A key decision relied upon by the pursuer, Monk v Warbey [1935] 1 KB 75, was distinguished as being concerned with a different statute imposing an “absolute and unqualified duty” on the owner of a car not to permit it to be driven without a policy of insurance in force. Moreover, Lord Brodie considered the decision in Monk was inconsistent with more recent authority on the existence of a private law right of action.
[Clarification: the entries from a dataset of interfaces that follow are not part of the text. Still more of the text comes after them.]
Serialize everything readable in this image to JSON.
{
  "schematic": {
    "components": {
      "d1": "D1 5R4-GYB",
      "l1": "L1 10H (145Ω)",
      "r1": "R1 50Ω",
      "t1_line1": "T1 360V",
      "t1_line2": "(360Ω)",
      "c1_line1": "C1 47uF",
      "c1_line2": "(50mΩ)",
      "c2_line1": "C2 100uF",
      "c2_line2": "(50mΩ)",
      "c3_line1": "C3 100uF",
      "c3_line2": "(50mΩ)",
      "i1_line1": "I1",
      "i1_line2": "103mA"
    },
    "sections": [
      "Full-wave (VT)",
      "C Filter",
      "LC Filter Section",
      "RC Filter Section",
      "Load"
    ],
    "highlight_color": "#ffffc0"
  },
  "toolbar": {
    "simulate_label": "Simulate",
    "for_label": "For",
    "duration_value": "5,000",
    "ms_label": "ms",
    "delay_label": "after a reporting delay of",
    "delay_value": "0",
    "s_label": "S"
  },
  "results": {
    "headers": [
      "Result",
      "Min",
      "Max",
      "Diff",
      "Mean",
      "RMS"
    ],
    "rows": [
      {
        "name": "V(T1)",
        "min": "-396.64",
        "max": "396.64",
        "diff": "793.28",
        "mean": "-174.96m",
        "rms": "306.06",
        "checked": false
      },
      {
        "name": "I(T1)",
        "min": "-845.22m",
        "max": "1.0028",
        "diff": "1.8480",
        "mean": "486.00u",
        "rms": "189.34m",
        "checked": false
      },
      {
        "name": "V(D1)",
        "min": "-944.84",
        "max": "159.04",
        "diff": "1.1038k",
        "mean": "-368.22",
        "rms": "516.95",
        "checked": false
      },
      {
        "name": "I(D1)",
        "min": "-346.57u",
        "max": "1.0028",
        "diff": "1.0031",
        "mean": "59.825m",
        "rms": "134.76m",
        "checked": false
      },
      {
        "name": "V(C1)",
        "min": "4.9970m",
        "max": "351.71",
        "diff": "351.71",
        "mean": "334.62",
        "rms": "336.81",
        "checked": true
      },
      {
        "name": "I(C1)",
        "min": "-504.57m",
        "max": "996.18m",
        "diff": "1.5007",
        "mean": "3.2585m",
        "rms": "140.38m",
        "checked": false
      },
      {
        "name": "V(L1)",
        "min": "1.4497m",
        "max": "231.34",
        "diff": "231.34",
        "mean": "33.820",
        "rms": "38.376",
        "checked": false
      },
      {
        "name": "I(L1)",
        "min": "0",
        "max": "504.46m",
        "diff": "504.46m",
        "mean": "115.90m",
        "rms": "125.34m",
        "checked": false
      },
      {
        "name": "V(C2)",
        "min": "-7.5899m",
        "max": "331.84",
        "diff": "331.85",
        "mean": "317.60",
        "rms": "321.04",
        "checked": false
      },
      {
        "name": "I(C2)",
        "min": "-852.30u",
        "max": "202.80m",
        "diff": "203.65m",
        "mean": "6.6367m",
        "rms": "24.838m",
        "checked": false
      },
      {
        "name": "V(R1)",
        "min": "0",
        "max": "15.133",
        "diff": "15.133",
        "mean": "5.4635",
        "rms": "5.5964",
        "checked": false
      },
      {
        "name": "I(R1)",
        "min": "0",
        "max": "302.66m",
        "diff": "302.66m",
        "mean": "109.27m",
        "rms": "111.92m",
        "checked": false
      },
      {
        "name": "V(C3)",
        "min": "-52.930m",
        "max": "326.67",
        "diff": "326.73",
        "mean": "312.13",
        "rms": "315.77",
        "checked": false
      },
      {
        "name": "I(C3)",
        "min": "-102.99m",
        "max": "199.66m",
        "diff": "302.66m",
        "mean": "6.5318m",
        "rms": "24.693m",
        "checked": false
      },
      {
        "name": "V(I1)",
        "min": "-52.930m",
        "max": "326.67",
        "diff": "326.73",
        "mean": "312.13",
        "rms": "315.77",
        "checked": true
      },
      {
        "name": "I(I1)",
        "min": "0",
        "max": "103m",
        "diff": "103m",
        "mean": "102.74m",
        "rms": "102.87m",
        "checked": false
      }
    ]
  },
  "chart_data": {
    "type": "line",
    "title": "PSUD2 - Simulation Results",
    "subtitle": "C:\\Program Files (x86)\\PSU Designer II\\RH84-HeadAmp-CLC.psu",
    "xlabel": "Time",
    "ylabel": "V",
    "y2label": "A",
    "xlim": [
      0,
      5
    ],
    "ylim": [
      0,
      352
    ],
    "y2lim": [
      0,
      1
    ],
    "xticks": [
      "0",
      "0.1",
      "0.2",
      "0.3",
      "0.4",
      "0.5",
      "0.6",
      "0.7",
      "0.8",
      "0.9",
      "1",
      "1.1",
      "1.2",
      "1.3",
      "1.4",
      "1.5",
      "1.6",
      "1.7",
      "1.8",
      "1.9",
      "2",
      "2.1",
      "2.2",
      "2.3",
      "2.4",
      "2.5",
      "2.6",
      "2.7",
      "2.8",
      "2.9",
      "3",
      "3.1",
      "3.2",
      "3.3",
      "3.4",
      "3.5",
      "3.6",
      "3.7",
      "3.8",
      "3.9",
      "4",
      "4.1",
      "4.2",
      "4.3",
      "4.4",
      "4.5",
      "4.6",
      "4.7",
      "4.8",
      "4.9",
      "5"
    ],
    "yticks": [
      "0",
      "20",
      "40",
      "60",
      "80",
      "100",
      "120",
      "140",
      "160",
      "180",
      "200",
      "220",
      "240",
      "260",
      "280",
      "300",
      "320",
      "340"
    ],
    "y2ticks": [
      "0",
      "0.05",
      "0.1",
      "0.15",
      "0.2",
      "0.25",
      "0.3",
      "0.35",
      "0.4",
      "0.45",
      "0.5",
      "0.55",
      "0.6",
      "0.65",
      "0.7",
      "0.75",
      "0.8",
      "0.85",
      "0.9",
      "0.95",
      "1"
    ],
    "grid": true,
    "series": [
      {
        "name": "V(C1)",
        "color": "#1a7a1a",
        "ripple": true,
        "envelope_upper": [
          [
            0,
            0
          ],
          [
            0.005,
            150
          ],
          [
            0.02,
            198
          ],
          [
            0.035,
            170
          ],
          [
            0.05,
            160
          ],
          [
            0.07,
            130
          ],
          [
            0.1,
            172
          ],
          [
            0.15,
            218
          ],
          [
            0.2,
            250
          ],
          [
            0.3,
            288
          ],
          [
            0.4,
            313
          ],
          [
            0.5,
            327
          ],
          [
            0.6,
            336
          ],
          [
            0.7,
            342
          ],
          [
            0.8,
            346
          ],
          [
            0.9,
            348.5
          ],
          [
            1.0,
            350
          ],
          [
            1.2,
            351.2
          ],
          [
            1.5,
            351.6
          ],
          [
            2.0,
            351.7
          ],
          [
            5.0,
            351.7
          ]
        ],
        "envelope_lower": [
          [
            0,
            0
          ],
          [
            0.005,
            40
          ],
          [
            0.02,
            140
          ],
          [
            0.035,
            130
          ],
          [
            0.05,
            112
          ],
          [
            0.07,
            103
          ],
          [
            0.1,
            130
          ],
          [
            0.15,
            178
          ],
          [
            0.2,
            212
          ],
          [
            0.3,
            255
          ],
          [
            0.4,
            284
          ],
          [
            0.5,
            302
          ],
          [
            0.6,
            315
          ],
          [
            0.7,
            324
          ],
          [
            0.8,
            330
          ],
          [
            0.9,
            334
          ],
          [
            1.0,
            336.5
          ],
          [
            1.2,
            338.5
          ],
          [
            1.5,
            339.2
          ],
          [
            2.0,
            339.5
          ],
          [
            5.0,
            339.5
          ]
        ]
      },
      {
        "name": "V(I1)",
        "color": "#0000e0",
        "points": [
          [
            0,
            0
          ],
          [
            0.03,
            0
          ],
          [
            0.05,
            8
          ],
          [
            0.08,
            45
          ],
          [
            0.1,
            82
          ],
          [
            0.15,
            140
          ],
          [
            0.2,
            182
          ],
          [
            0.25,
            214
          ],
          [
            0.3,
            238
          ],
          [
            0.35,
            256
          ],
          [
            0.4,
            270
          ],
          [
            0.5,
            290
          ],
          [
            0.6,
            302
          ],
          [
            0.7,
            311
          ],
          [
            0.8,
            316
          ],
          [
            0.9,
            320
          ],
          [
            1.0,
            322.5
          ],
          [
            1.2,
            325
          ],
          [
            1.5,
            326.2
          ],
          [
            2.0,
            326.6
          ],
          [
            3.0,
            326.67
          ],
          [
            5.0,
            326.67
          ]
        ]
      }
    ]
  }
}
Lord Drummond Young, dissenting, disagreed with the reasoning of the Court of Appeal in Richardson. In his view, the purpose of the Act would be frustrated if civil liability were not imposed on directors who were guilty of an offence under s 5. A director complicit in breach of the Act should be liable as well as the company since a company can only act through its officers. A director who has authorised, directed or procured the commission of a delict by his company may be found personally liable to the victim of the delict. If failure to maintain insurance is a wrongful act giving rise to civil liability then facilitation through neglect should also be sufficient to render the director civilly liable.

Lord Drummond Young did not consider it to be unfair that a director might become personally liable as a result of having ignored or deliberately disregarded the company’s statutory duties. He pointed out that if the director has received professional advice from an insurance broker (as it appears Mr Gordon did) then there may be a right of recourse against the broker if insurance turns out to be inadequate. The Act makes it clear that in order to be found liable, a director must be implicated in the failure to obtain insurance and Lord Drummond Young was not persuaded that placing a burden on directors responsible for the overall management of the company was problematic.
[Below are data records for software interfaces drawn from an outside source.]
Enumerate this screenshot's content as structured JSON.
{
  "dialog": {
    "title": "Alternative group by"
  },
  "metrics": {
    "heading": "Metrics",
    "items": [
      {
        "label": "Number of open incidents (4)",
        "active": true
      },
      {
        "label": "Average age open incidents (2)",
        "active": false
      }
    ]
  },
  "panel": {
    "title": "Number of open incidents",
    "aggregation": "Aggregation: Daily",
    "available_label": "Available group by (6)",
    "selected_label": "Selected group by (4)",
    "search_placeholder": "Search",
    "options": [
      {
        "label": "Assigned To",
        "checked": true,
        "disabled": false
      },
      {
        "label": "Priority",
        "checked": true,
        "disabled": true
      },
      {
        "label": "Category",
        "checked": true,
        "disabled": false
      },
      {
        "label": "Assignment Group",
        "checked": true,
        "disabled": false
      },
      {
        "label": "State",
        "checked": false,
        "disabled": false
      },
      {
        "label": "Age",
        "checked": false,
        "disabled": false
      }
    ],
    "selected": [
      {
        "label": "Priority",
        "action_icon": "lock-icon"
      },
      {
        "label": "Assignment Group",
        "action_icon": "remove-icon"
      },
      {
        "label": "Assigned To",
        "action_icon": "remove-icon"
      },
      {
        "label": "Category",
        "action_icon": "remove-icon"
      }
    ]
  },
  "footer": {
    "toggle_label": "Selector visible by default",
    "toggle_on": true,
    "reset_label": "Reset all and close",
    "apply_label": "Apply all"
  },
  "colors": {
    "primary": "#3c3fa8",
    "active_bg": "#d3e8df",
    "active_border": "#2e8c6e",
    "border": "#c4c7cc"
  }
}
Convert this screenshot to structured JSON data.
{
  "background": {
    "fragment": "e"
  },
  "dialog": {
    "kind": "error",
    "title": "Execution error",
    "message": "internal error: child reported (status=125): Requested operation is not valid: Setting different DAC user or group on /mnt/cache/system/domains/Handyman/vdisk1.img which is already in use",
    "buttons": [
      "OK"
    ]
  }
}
Lord Drummond Young considered that despite differences in the legislation involved, there were “underlying substantive similarities” with Monk v Warbey which supported the view he took of the Act.

The Supreme Court
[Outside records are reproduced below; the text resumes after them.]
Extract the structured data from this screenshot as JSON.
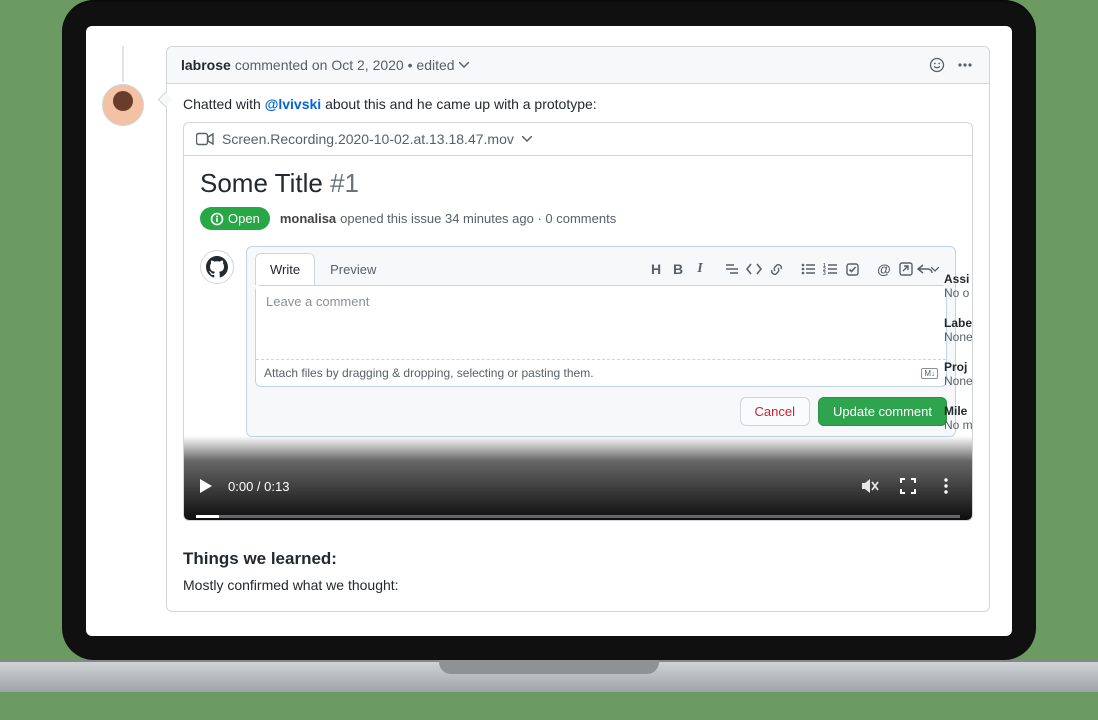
{
  "comment": {
    "author": "labrose",
    "action": "commented",
    "date_prefix": "on",
    "date": "Oct 2, 2020",
    "edited_label": "edited",
    "body_prefix": "Chatted with ",
    "body_mention": "@lvivski",
    "body_suffix": " about this and he came up with a prototype:"
  },
  "video": {
    "filename": "Screen.Recording.2020-10-02.at.13.18.47.mov",
    "current_time": "0:00",
    "duration": "0:13"
  },
  "issue": {
    "title": "Some Title",
    "number": "#1",
    "state_label": "Open",
    "author": "monalisa",
    "meta_text": "opened this issue 34 minutes ago · 0 comments"
  },
  "editor": {
    "tab_write": "Write",
    "tab_preview": "Preview",
    "placeholder": "Leave a comment",
    "attach_hint": "Attach files by dragging & dropping, selecting or pasting them.",
    "md_badge": "M↓",
    "cancel": "Cancel",
    "submit": "Update comment"
  },
  "sidebar": {
    "assignees_label": "Assi",
    "assignees_value": "No o",
    "labels_label": "Labe",
    "labels_value": "None",
    "projects_label": "Proj",
    "projects_value": "None",
    "milestone_label": "Mile",
    "milestone_value": "No m"
  },
  "section": {
    "heading": "Things we learned:",
    "line1": "Mostly confirmed what we thought:"
  }
}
Most of the submissions before the Supreme Court rehearsed those made by the parties in the Court of Session. The respondent did raise one new argument: the prospect of floodgates being opened. It was suggested to the court that the key wording used in s 5 in relation to the liability of directors and other office holders (“consent or connivance of, or facilitated by any neglect”) is used in numerous statutes within the UK creating criminal offences. It was argued that the addition of civil liability on the part of individuals would result in widespread lifting of the corporate veil. The appellant argued in response that this was a “virtually unique” case and the extent of potential difficulties suggested by the respondent would be restricted since claims under the Act involved a closely defined class of beneficiaries.

The appeal was heard by Lady Hale, Lord Mance, Lord Reed, Lord Carnwath and Lord Toulson on 12 April 2016. Judgment is awaited.